• [Exercise objective]
When you repeat the entries, reproduce each line exactly and omit every picture.

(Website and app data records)
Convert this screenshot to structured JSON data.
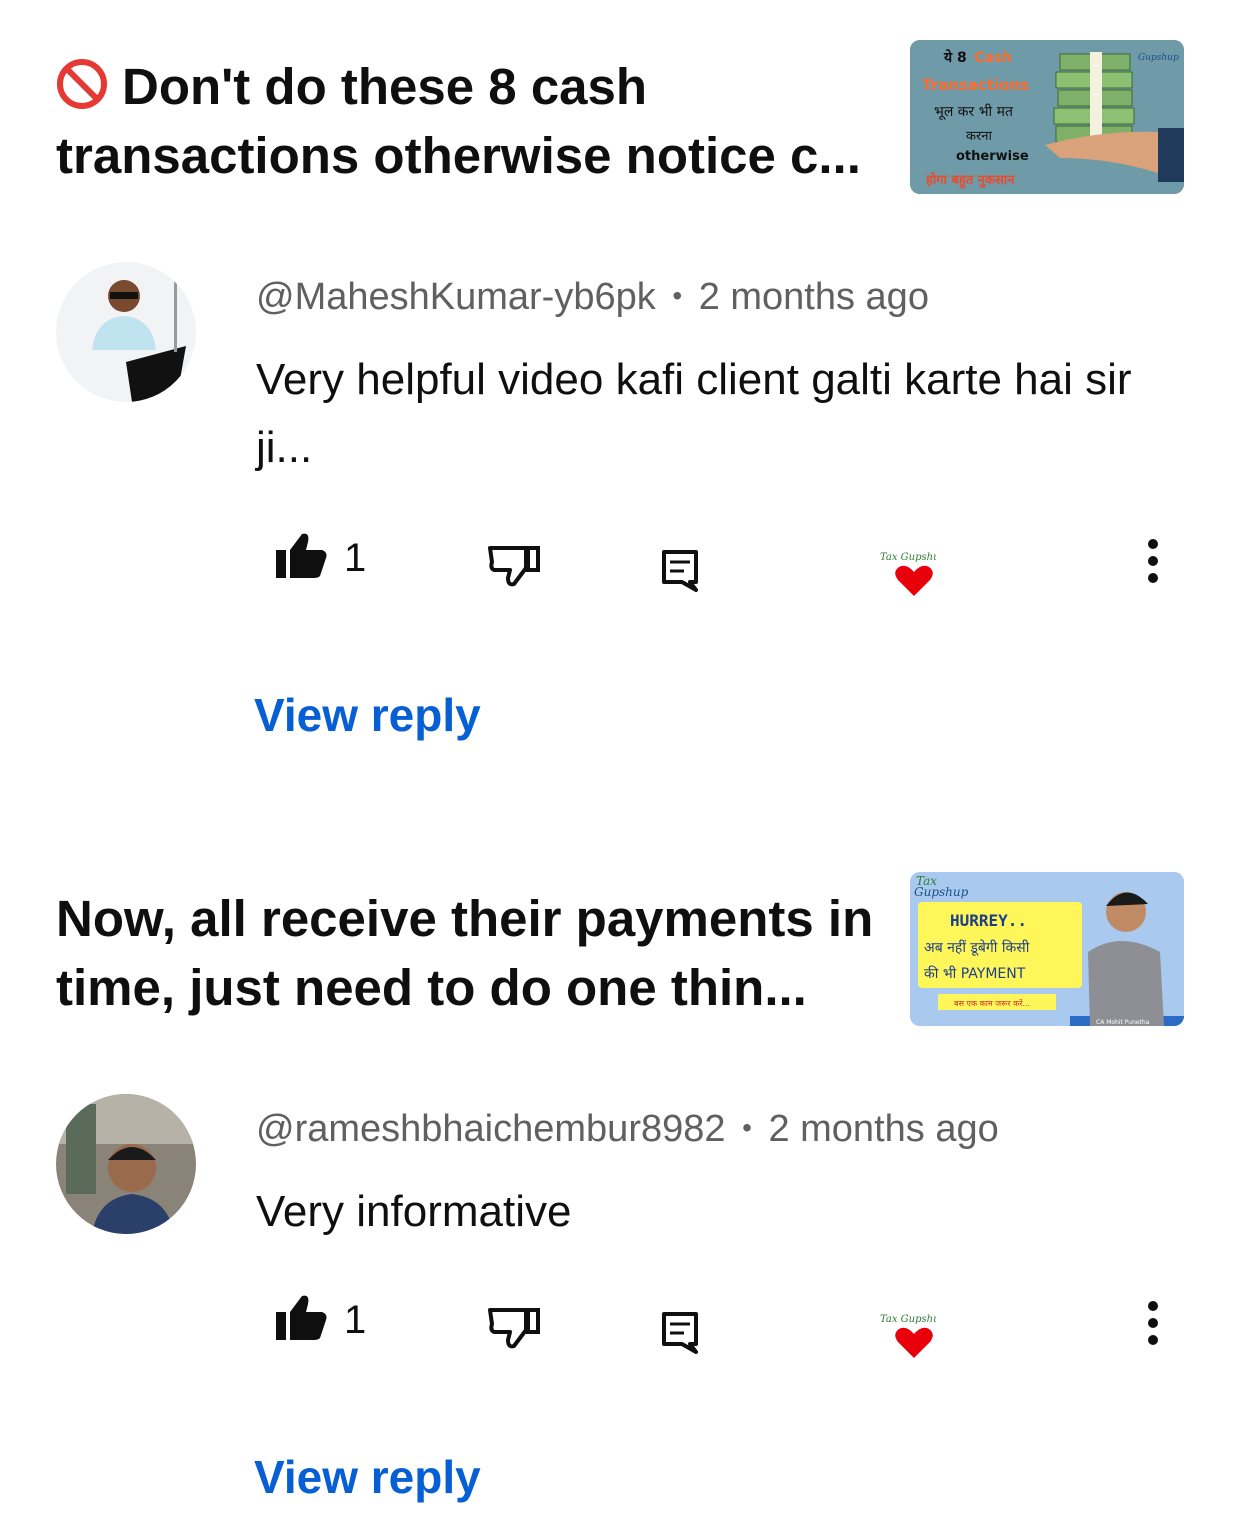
{
  "items": [
    {
      "video_title": "Don't do these 8 cash transactions otherwise notice c...",
      "thumbnail": {
        "lines": [
          "ये 8",
          "Cash",
          "Transactions",
          "भूल कर भी मत",
          "करना",
          "otherwise",
          "होगा बहुत नुकसान"
        ],
        "brand": "Gupshup"
      },
      "comment": {
        "author": "@MaheshKumar-yb6pk",
        "time": "2 months ago",
        "text": "Very helpful video kafi client galti karte hai sir ji...",
        "likes": "1",
        "creator_heart_label": "Tax Gupshup"
      },
      "view_reply": "View reply"
    },
    {
      "video_title": "Now, all receive their payments in time, just need to do one thin...",
      "thumbnail": {
        "brand_top": "Tax",
        "brand": "Gupshup",
        "lines": [
          "HURREY..",
          "अब नहीं डूबेगी किसी",
          "की भी PAYMENT"
        ],
        "caption": "बस एक काम जरूर करें...",
        "presenter": "CA Mohit Punetha"
      },
      "comment": {
        "author": "@rameshbhaichembur8982",
        "time": "2 months ago",
        "text": "Very informative",
        "likes": "1",
        "creator_heart_label": "Tax Gupshup"
      },
      "view_reply": "View reply"
    }
  ],
  "separator": "•",
  "icons": [
    "prohibited-icon",
    "thumbs-up-icon",
    "thumbs-down-icon",
    "reply-comment-icon",
    "creator-heart-icon",
    "more-vertical-icon"
  ],
  "colors": {
    "link": "#065fd4",
    "heart": "#e8000b",
    "ban": "#e53935",
    "meta": "#606060"
  }
}
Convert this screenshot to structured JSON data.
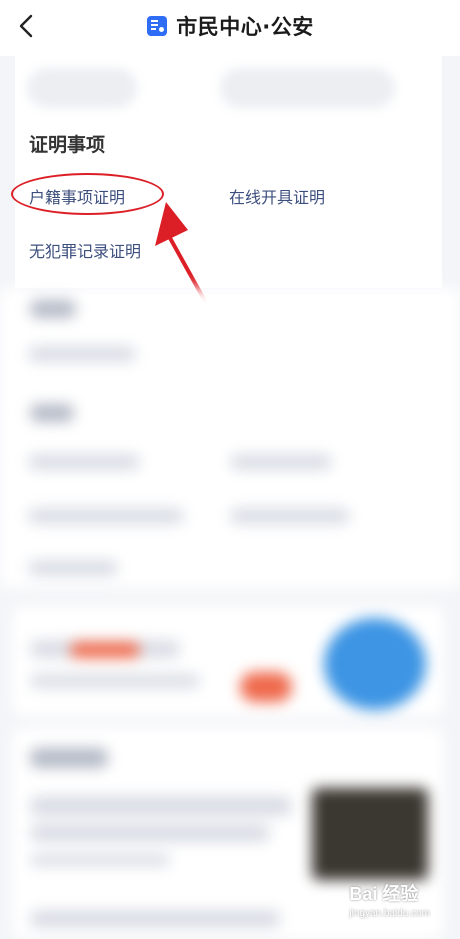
{
  "nav": {
    "title": "市民中心·公安",
    "back_icon": "chevron-left-icon",
    "title_icon": "id-card-icon",
    "icon_color": "#2f6df6"
  },
  "certificates": {
    "section_title": "证明事项",
    "items": [
      {
        "label": "户籍事项证明"
      },
      {
        "label": "在线开具证明"
      },
      {
        "label": "无犯罪记录证明"
      }
    ]
  },
  "annotation": {
    "color": "#dc1f26",
    "target": "户籍事项证明"
  },
  "watermark": {
    "logo": "Bai 经验",
    "sub": "jingyan.baidu.com"
  }
}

• [Answer to this task]
Convert this screenshot to structured JSON data.
{
  "items": [
    {
      "video_title": "Don't do these 8 cash transactions otherwise notice c...",
      "thumbnail": {
        "lines": [
          "ये 8",
          "Cash",
          "Transactions",
          "भूल कर भी मत",
          "करना",
          "otherwise",
          "होगा बहुत नुकसान"
        ],
        "brand": "Gupshup"
      },
      "comment": {
        "author": "@MaheshKumar-yb6pk",
        "time": "2 months ago",
        "text": "Very helpful video kafi client galti karte hai sir ji...",
        "likes": "1",
        "creator_heart_label": "Tax Gupshup"
      },
      "view_reply": "View reply"
    },
    {
      "video_title": "Now, all receive their payments in time, just need to do one thin...",
      "thumbnail": {
        "brand_top": "Tax",
        "brand": "Gupshup",
        "lines": [
          "HURREY..",
          "अब नहीं डूबेगी किसी",
          "की भी PAYMENT"
        ],
        "caption": "बस एक काम जरूर करें...",
        "presenter": "CA Mohit Punetha"
      },
      "comment": {
        "author": "@rameshbhaichembur8982",
        "time": "2 months ago",
        "text": "Very informative",
        "likes": "1",
        "creator_heart_label": "Tax Gupshup"
      },
      "view_reply": "View reply"
    }
  ],
  "separator": "•",
  "icons": [
    "prohibited-icon",
    "thumbs-up-icon",
    "thumbs-down-icon",
    "reply-comment-icon",
    "creator-heart-icon",
    "more-vertical-icon"
  ],
  "colors": {
    "link": "#065fd4",
    "heart": "#e8000b",
    "ban": "#e53935",
    "meta": "#606060"
  }
}
Convert this screenshot to structured JSON data.
{
  "nav": {
    "title": "市民中心·公安",
    "back_icon": "chevron-left-icon",
    "title_icon": "id-card-icon",
    "icon_color": "#2f6df6"
  },
  "certificates": {
    "section_title": "证明事项",
    "items": [
      {
        "label": "户籍事项证明"
      },
      {
        "label": "在线开具证明"
      },
      {
        "label": "无犯罪记录证明"
      }
    ]
  },
  "annotation": {
    "color": "#dc1f26",
    "target": "户籍事项证明"
  },
  "watermark": {
    "logo": "Bai 经验",
    "sub": "jingyan.baidu.com"
  }
}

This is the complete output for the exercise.